Work required:
Anywhere the string "Center" shows up in the listing below, copy the line it is in.

-- Given entries follows --

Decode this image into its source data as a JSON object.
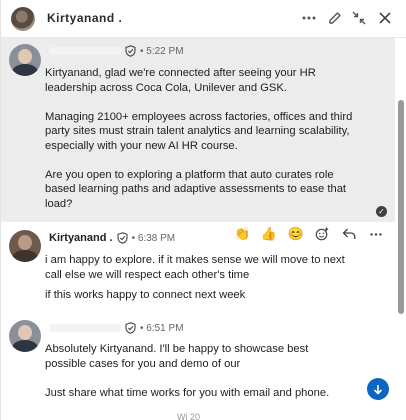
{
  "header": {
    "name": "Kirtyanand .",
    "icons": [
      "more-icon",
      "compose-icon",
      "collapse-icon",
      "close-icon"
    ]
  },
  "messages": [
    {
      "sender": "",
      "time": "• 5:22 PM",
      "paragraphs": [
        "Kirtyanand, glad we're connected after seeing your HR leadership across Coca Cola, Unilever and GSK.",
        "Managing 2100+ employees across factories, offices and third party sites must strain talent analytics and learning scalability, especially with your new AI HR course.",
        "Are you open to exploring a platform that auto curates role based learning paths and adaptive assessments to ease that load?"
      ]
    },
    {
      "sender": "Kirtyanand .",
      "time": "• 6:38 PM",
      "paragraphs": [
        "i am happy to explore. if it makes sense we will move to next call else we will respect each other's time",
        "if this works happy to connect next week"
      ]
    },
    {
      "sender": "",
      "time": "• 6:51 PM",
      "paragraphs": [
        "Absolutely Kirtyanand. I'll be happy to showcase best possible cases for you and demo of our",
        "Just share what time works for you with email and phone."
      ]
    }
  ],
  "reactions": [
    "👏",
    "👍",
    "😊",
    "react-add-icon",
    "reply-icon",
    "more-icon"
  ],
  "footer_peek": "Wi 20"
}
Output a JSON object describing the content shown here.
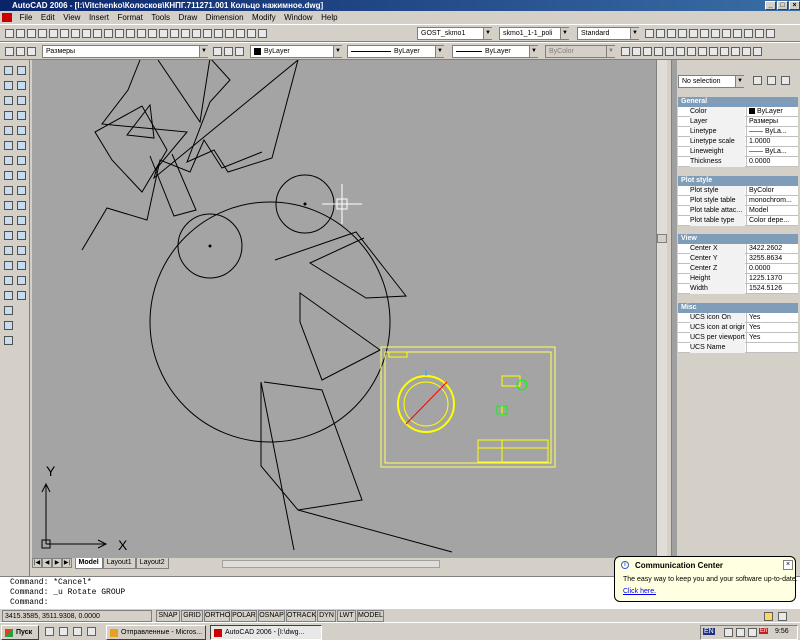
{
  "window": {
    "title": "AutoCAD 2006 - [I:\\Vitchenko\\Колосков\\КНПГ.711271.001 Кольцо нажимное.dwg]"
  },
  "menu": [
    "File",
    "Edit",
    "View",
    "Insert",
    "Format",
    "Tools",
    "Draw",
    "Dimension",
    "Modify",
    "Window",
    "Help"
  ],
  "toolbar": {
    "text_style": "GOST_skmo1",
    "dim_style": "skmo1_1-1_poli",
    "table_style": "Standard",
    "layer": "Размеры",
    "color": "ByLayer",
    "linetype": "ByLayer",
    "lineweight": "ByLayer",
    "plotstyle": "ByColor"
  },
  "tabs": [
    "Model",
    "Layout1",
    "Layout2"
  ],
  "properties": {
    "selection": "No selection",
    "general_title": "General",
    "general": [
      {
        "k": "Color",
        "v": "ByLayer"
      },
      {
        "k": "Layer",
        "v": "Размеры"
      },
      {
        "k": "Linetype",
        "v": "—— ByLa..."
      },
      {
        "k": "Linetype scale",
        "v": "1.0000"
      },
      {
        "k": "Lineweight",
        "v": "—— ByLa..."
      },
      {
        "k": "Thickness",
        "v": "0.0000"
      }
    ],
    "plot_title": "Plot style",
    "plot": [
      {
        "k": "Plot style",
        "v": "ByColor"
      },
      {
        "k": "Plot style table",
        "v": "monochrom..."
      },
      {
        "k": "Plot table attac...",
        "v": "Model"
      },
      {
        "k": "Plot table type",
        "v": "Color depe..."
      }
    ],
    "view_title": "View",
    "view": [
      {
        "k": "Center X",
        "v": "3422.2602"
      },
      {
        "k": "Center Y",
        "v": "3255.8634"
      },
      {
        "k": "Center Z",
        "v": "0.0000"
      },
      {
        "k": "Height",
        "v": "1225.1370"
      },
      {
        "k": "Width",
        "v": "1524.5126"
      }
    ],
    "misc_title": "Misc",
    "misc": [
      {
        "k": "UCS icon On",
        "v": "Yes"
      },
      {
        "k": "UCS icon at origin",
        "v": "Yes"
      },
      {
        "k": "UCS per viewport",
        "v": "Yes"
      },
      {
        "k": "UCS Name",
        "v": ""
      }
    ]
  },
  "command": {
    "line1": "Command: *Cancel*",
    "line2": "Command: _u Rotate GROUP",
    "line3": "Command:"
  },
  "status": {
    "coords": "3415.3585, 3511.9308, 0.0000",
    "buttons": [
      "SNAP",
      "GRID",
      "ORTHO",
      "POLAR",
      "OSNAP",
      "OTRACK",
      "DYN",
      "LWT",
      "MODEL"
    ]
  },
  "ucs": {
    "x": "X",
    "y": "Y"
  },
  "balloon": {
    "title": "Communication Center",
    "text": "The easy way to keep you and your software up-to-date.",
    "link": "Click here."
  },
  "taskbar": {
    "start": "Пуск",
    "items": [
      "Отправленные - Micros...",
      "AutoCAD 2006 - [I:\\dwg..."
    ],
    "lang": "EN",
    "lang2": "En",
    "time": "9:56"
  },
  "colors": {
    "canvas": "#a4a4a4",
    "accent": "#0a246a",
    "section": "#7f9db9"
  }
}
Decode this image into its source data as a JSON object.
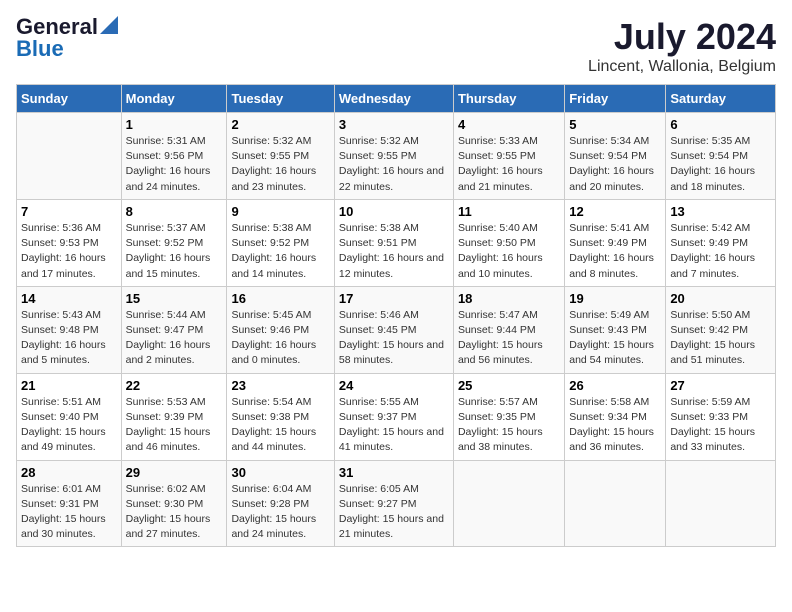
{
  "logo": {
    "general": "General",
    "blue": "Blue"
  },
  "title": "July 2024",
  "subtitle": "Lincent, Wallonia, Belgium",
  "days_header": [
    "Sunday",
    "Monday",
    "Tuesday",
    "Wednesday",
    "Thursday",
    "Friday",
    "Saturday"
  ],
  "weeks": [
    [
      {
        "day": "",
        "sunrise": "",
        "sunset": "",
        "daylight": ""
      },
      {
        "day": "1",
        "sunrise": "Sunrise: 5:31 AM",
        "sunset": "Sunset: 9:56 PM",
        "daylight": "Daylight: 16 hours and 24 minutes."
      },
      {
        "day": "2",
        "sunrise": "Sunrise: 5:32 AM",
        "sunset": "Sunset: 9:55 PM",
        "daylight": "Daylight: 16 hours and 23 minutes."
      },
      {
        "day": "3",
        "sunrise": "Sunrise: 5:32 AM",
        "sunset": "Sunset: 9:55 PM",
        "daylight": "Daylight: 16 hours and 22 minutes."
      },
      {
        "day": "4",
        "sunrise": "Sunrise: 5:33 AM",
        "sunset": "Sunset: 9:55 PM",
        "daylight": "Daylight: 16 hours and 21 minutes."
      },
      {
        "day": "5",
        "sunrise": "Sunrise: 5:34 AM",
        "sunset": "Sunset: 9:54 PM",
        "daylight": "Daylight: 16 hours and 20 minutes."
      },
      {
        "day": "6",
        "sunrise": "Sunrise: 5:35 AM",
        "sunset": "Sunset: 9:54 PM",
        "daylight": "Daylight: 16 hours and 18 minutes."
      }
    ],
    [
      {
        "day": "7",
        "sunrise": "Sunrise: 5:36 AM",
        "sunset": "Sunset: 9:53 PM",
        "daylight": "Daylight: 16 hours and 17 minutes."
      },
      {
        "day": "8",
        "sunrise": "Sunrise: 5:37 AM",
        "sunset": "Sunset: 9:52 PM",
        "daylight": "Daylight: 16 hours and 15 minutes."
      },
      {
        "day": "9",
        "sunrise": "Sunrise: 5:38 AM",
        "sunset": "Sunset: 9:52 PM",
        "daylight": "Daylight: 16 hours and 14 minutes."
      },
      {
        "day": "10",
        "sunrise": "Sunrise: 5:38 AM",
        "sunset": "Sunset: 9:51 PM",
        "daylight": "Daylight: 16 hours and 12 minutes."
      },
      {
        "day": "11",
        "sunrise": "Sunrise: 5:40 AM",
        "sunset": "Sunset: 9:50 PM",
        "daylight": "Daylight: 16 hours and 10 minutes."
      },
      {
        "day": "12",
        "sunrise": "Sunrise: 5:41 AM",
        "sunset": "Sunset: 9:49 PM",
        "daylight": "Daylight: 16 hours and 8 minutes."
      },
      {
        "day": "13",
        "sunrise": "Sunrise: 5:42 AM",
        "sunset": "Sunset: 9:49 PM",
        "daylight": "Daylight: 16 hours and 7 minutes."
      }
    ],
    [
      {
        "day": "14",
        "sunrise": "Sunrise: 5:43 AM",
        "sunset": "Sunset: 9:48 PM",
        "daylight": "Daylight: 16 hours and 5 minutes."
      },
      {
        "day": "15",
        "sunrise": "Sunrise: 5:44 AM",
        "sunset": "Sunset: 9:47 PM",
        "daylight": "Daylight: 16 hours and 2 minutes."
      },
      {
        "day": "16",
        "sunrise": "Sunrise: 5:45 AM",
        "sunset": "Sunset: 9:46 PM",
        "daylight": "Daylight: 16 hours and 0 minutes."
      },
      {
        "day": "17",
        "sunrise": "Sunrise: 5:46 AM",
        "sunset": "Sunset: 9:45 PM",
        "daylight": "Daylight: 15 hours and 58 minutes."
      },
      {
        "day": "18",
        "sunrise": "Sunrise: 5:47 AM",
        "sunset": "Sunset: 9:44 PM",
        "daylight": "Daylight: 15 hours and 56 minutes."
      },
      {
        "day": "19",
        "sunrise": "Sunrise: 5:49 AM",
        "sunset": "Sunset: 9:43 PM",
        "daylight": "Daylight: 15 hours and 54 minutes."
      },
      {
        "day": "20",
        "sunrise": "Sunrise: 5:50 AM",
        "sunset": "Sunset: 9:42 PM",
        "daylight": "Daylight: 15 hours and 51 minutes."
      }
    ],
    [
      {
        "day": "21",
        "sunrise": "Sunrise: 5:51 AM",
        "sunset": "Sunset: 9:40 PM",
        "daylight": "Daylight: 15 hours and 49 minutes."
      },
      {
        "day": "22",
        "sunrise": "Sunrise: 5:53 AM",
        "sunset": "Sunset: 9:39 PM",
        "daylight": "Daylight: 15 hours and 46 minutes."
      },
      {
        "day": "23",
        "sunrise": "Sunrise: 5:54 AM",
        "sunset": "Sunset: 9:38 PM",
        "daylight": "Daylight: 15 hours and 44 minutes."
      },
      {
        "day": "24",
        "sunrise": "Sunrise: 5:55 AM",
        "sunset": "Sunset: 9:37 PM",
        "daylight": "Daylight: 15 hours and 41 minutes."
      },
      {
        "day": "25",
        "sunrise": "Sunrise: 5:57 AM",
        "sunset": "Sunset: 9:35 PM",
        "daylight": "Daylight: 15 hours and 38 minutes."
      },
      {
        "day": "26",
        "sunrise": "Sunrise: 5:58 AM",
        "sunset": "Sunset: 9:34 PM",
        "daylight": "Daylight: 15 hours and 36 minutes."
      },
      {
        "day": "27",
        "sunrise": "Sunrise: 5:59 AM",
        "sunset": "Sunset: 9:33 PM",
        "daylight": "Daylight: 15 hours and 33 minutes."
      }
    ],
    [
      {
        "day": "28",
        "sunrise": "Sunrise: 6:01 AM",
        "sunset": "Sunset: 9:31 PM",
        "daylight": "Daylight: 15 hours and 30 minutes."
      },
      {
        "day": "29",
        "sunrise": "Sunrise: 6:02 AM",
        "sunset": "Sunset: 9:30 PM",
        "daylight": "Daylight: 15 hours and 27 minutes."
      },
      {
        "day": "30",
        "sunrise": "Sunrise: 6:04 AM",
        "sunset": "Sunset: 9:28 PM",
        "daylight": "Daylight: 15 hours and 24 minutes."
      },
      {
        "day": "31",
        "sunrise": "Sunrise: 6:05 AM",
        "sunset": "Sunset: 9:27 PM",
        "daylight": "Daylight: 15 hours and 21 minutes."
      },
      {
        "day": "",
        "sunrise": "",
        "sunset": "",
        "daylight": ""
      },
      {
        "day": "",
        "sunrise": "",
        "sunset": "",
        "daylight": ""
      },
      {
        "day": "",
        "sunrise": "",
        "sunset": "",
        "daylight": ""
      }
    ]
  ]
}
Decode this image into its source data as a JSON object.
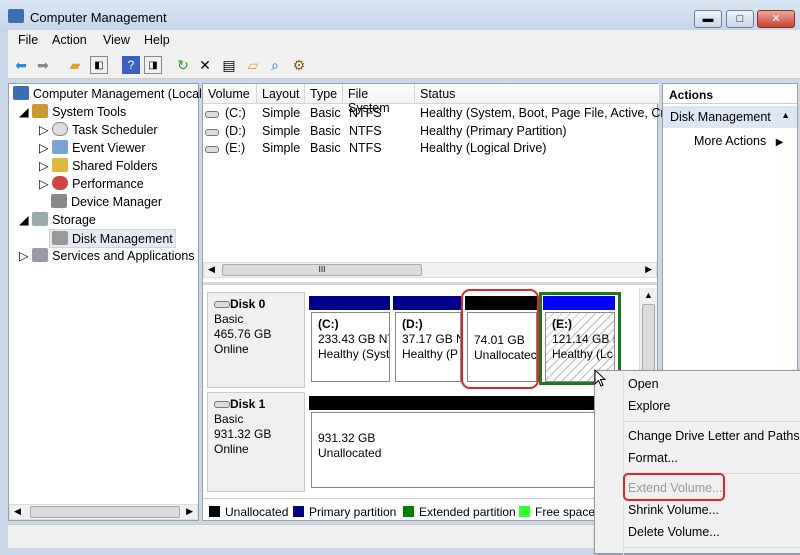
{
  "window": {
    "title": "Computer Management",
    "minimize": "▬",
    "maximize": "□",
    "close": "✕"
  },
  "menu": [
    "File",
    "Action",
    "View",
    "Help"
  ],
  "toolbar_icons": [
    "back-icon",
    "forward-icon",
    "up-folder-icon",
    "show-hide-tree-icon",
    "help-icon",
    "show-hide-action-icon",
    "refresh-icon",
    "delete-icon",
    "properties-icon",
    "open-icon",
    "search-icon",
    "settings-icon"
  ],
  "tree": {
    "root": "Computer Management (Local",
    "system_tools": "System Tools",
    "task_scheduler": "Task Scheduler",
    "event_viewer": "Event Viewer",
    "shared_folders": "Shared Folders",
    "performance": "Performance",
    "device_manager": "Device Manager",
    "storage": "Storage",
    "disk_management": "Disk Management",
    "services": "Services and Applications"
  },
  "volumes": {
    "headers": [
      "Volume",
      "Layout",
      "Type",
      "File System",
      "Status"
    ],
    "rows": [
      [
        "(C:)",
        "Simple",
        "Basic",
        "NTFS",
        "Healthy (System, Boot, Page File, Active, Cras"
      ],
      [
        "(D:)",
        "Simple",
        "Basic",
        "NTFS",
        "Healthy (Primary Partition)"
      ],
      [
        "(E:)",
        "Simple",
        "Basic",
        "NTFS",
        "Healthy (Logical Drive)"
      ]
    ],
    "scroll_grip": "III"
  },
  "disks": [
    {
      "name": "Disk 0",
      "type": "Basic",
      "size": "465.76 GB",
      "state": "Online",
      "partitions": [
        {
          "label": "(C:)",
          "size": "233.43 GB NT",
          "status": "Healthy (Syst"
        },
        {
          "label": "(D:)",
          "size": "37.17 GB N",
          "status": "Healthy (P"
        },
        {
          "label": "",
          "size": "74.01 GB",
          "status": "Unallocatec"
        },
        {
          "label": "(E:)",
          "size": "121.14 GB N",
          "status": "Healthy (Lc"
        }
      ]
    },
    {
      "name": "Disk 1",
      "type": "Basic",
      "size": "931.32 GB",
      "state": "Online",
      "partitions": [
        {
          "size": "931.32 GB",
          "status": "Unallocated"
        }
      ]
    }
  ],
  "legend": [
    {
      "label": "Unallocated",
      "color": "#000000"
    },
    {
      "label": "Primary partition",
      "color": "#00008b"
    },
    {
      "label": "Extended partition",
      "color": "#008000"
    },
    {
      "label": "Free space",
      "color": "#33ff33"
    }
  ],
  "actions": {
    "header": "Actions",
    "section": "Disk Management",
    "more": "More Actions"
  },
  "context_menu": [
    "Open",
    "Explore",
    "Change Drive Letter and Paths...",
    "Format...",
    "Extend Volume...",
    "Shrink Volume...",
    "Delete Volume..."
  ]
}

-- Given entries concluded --

Answer area:
        "k": "Center X",
        "k": "Center Y",
        "k": "Center Z",
    "title": "Communication Center",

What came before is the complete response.